Count every line below that holds the word "Output", and give the number with no other words.

----------------

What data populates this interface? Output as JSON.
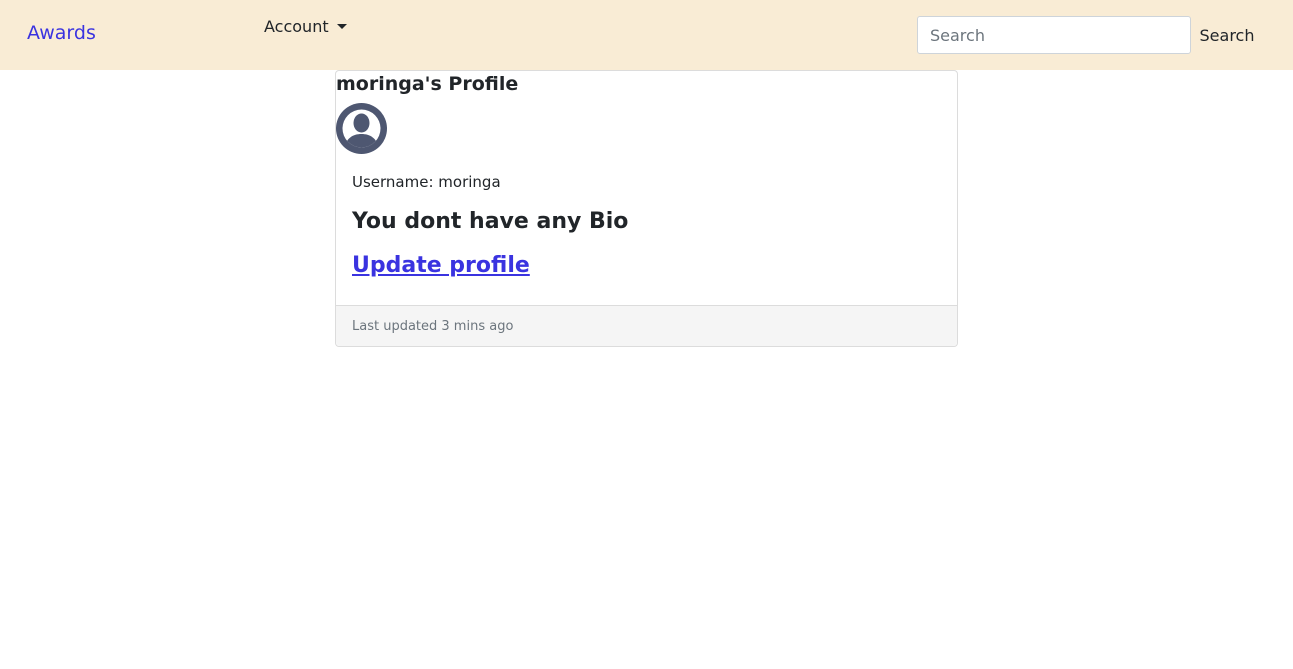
{
  "navbar": {
    "brand": "Awards",
    "account_label": "Account",
    "search": {
      "placeholder": "Search",
      "value": "",
      "button_label": "Search"
    },
    "background": "#f9ecd5",
    "link_color": "#3a33e0"
  },
  "profile": {
    "title": "moringa's Profile",
    "avatar_icon": "user-avatar-icon",
    "username_text": "Username: moringa",
    "bio_text": "You dont have any Bio",
    "update_link": "Update profile",
    "footer_text": "Last updated 3 mins ago"
  }
}
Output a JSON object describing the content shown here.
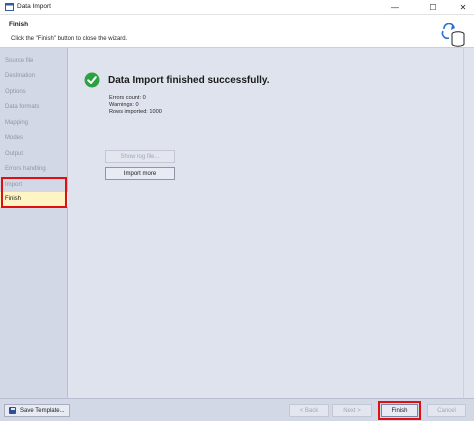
{
  "window": {
    "title": "Data Import",
    "controls": {
      "minimize": "—",
      "maximize": "☐",
      "close": "✕"
    }
  },
  "header": {
    "title": "Finish",
    "subtitle": "Click the \"Finish\" button to close the wizard.",
    "icon": "database-export-icon"
  },
  "sidebar": {
    "items": [
      {
        "label": "Source file",
        "state": "done"
      },
      {
        "label": "Destination",
        "state": "done"
      },
      {
        "label": "Options",
        "state": "done"
      },
      {
        "label": "Data formats",
        "state": "done"
      },
      {
        "label": "Mapping",
        "state": "done"
      },
      {
        "label": "Modes",
        "state": "done"
      },
      {
        "label": "Output",
        "state": "done"
      },
      {
        "label": "Errors handling",
        "state": "done"
      },
      {
        "label": "Import",
        "state": "done"
      },
      {
        "label": "Finish",
        "state": "current"
      }
    ]
  },
  "main": {
    "status_icon": "check-circle-icon",
    "title": "Data Import finished successfully.",
    "stats": [
      "Errors count: 0",
      "Warnings: 0",
      "Rows imported: 1000"
    ],
    "show_log_label": "Show log file...",
    "import_more_label": "Import more"
  },
  "footer": {
    "save_template_label": "Save Template...",
    "back_label": "< Back",
    "next_label": "Next >",
    "finish_label": "Finish",
    "cancel_label": "Cancel"
  },
  "colors": {
    "sidebar_bg": "#d3d8e6",
    "content_bg": "#dfe3ee",
    "current_step_bg": "#fff4c4",
    "success_green": "#2ea043",
    "highlight_red": "#e01010"
  }
}
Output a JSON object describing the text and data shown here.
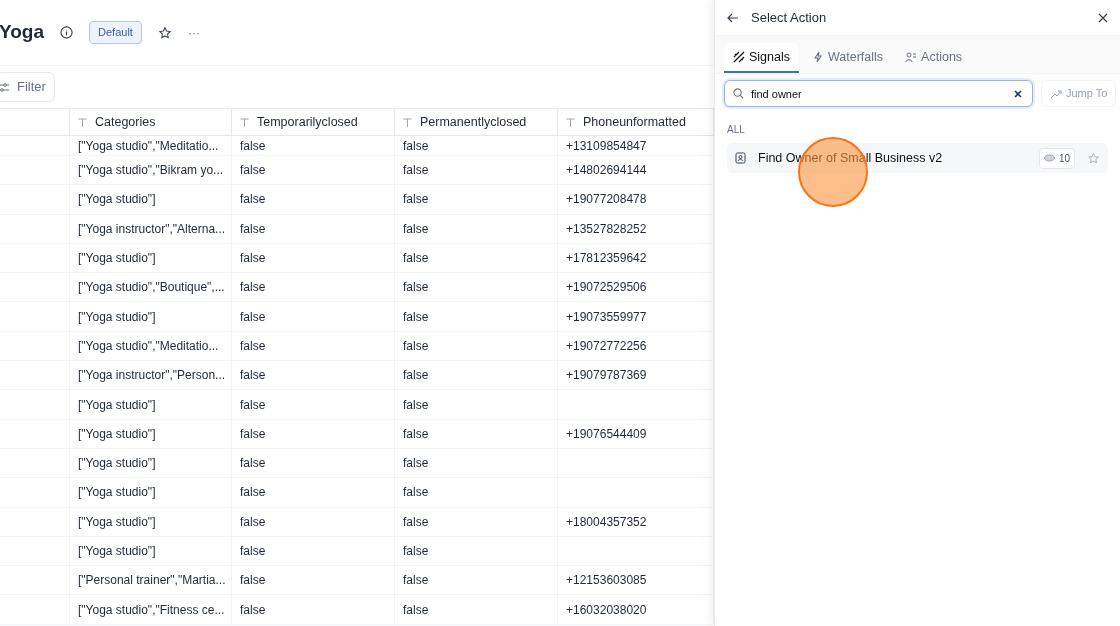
{
  "page": {
    "title": "Yoga",
    "badge": "Default",
    "more": "···",
    "filter": "Filter"
  },
  "table": {
    "columns": [
      "Categories",
      "Temporarilyclosed",
      "Permanentlyclosed",
      "Phoneunformatted"
    ],
    "rows": [
      [
        "[\"Yoga studio\",\"Meditatio...",
        "false",
        "false",
        "+13109854847"
      ],
      [
        "[\"Yoga studio\",\"Bikram yo...",
        "false",
        "false",
        "+14802694144"
      ],
      [
        "[\"Yoga studio\"]",
        "false",
        "false",
        "+19077208478"
      ],
      [
        "[\"Yoga instructor\",\"Alterna...",
        "false",
        "false",
        "+13527828252"
      ],
      [
        "[\"Yoga studio\"]",
        "false",
        "false",
        "+17812359642"
      ],
      [
        "[\"Yoga studio\",\"Boutique\",...",
        "false",
        "false",
        "+19072529506"
      ],
      [
        "[\"Yoga studio\"]",
        "false",
        "false",
        "+19073559977"
      ],
      [
        "[\"Yoga studio\",\"Meditatio...",
        "false",
        "false",
        "+19072772256"
      ],
      [
        "[\"Yoga instructor\",\"Person...",
        "false",
        "false",
        "+19079787369"
      ],
      [
        "[\"Yoga studio\"]",
        "false",
        "false",
        ""
      ],
      [
        "[\"Yoga studio\"]",
        "false",
        "false",
        "+19076544409"
      ],
      [
        "[\"Yoga studio\"]",
        "false",
        "false",
        ""
      ],
      [
        "[\"Yoga studio\"]",
        "false",
        "false",
        ""
      ],
      [
        "[\"Yoga studio\"]",
        "false",
        "false",
        "+18004357352"
      ],
      [
        "[\"Yoga studio\"]",
        "false",
        "false",
        ""
      ],
      [
        "[\"Personal trainer\",\"Martia...",
        "false",
        "false",
        "+12153603085"
      ],
      [
        "[\"Yoga studio\",\"Fitness ce...",
        "false",
        "false",
        "+16032038020"
      ]
    ]
  },
  "panel": {
    "title": "Select Action",
    "tabs": [
      {
        "label": "Signals",
        "kind": "signals",
        "selected": true
      },
      {
        "label": "Waterfalls",
        "kind": "waterfalls",
        "selected": false
      },
      {
        "label": "Actions",
        "kind": "actions",
        "selected": false
      }
    ],
    "search": {
      "value": "find owner"
    },
    "jump": {
      "label": "Jump To",
      "disabled": true
    },
    "section": "ALL",
    "results": [
      {
        "label": "Find Owner of Small Business v2",
        "credits": "10"
      }
    ]
  }
}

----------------

ANSWER SPACE
4